__TASK OBJECTIVE__
Output all entries precisely.
### GIVEN RECORDS ###
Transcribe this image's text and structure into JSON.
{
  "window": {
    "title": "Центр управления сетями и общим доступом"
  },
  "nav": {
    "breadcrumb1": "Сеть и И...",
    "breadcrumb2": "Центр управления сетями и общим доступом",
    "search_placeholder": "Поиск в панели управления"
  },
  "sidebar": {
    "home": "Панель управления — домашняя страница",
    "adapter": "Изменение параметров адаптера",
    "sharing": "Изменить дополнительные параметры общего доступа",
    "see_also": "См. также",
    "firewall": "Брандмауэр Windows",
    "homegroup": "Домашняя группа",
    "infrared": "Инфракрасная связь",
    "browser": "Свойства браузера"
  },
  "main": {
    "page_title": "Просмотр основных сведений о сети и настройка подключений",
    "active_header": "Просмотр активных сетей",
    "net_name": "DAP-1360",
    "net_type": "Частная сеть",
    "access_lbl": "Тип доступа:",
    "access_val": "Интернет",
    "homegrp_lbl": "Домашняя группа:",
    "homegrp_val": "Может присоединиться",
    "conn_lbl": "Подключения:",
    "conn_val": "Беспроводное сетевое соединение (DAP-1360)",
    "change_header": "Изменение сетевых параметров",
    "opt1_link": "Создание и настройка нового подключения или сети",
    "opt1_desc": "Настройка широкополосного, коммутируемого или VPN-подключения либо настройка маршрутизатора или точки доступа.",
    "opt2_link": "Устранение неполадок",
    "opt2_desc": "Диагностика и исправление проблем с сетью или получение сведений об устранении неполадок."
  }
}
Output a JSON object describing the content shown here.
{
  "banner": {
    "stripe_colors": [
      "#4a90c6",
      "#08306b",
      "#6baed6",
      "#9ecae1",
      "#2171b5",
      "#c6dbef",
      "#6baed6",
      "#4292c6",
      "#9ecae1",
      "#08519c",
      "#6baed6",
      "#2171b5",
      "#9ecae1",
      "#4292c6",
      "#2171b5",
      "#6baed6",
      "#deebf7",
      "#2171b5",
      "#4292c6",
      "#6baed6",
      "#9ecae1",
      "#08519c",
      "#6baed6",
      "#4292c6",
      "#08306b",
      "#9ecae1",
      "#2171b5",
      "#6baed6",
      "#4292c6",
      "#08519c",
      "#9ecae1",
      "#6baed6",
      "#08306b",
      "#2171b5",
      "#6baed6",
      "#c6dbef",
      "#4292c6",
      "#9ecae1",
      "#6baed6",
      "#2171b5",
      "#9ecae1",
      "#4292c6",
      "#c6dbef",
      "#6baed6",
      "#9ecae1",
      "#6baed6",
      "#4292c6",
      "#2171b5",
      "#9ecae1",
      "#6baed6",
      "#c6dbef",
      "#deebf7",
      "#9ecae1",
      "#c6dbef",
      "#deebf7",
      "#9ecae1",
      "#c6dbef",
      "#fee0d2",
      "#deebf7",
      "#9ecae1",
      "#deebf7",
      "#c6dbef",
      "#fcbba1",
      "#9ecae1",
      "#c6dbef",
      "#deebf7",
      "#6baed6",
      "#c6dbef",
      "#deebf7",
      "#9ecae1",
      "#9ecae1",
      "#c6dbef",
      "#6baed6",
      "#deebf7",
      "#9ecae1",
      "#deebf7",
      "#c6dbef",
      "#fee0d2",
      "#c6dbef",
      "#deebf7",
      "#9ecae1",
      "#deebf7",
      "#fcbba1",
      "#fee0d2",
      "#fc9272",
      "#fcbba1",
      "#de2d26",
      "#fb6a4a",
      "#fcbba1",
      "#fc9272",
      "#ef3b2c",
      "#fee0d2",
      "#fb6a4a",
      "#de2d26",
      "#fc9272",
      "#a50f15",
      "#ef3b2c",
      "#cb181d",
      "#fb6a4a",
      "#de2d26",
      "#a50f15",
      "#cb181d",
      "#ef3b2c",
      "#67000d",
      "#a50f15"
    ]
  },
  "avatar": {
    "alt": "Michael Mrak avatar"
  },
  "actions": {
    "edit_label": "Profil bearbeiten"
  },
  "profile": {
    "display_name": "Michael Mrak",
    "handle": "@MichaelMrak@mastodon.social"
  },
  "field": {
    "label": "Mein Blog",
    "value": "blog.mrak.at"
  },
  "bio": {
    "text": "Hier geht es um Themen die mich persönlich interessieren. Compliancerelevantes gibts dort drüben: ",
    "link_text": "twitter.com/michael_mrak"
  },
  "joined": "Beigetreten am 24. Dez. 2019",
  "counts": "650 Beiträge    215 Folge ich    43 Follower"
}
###
__RESPONSE TO THIS TASK__
Transcribe this image's text and structure into JSON.
{
  "window": {
    "title": "Центр управления сетями и общим доступом"
  },
  "nav": {
    "breadcrumb1": "Сеть и И...",
    "breadcrumb2": "Центр управления сетями и общим доступом",
    "search_placeholder": "Поиск в панели управления"
  },
  "sidebar": {
    "home": "Панель управления — домашняя страница",
    "adapter": "Изменение параметров адаптера",
    "sharing": "Изменить дополнительные параметры общего доступа",
    "see_also": "См. также",
    "firewall": "Брандмауэр Windows",
    "homegroup": "Домашняя группа",
    "infrared": "Инфракрасная связь",
    "browser": "Свойства браузера"
  },
  "main": {
    "page_title": "Просмотр основных сведений о сети и настройка подключений",
    "active_header": "Просмотр активных сетей",
    "net_name": "DAP-1360",
    "net_type": "Частная сеть",
    "access_lbl": "Тип доступа:",
    "access_val": "Интернет",
    "homegrp_lbl": "Домашняя группа:",
    "homegrp_val": "Может присоединиться",
    "conn_lbl": "Подключения:",
    "conn_val": "Беспроводное сетевое соединение (DAP-1360)",
    "change_header": "Изменение сетевых параметров",
    "opt1_link": "Создание и настройка нового подключения или сети",
    "opt1_desc": "Настройка широкополосного, коммутируемого или VPN-подключения либо настройка маршрутизатора или точки доступа.",
    "opt2_link": "Устранение неполадок",
    "opt2_desc": "Диагностика и исправление проблем с сетью или получение сведений об устранении неполадок."
  }
}
Output a JSON object describing the content shown here.
{
  "banner": {
    "stripe_colors": [
      "#4a90c6",
      "#08306b",
      "#6baed6",
      "#9ecae1",
      "#2171b5",
      "#c6dbef",
      "#6baed6",
      "#4292c6",
      "#9ecae1",
      "#08519c",
      "#6baed6",
      "#2171b5",
      "#9ecae1",
      "#4292c6",
      "#2171b5",
      "#6baed6",
      "#deebf7",
      "#2171b5",
      "#4292c6",
      "#6baed6",
      "#9ecae1",
      "#08519c",
      "#6baed6",
      "#4292c6",
      "#08306b",
      "#9ecae1",
      "#2171b5",
      "#6baed6",
      "#4292c6",
      "#08519c",
      "#9ecae1",
      "#6baed6",
      "#08306b",
      "#2171b5",
      "#6baed6",
      "#c6dbef",
      "#4292c6",
      "#9ecae1",
      "#6baed6",
      "#2171b5",
      "#9ecae1",
      "#4292c6",
      "#c6dbef",
      "#6baed6",
      "#9ecae1",
      "#6baed6",
      "#4292c6",
      "#2171b5",
      "#9ecae1",
      "#6baed6",
      "#c6dbef",
      "#deebf7",
      "#9ecae1",
      "#c6dbef",
      "#deebf7",
      "#9ecae1",
      "#c6dbef",
      "#fee0d2",
      "#deebf7",
      "#9ecae1",
      "#deebf7",
      "#c6dbef",
      "#fcbba1",
      "#9ecae1",
      "#c6dbef",
      "#deebf7",
      "#6baed6",
      "#c6dbef",
      "#deebf7",
      "#9ecae1",
      "#9ecae1",
      "#c6dbef",
      "#6baed6",
      "#deebf7",
      "#9ecae1",
      "#deebf7",
      "#c6dbef",
      "#fee0d2",
      "#c6dbef",
      "#deebf7",
      "#9ecae1",
      "#deebf7",
      "#fcbba1",
      "#fee0d2",
      "#fc9272",
      "#fcbba1",
      "#de2d26",
      "#fb6a4a",
      "#fcbba1",
      "#fc9272",
      "#ef3b2c",
      "#fee0d2",
      "#fb6a4a",
      "#de2d26",
      "#fc9272",
      "#a50f15",
      "#ef3b2c",
      "#cb181d",
      "#fb6a4a",
      "#de2d26",
      "#a50f15",
      "#cb181d",
      "#ef3b2c",
      "#67000d",
      "#a50f15"
    ]
  },
  "avatar": {
    "alt": "Michael Mrak avatar"
  },
  "actions": {
    "edit_label": "Profil bearbeiten"
  },
  "profile": {
    "display_name": "Michael Mrak",
    "handle": "@MichaelMrak@mastodon.social"
  },
  "field": {
    "label": "Mein Blog",
    "value": "blog.mrak.at"
  },
  "bio": {
    "text": "Hier geht es um Themen die mich persönlich interessieren. Compliancerelevantes gibts dort drüben: ",
    "link_text": "twitter.com/michael_mrak"
  },
  "joined": "Beigetreten am 24. Dez. 2019",
  "counts": "650 Beiträge    215 Folge ich    43 Follower"
}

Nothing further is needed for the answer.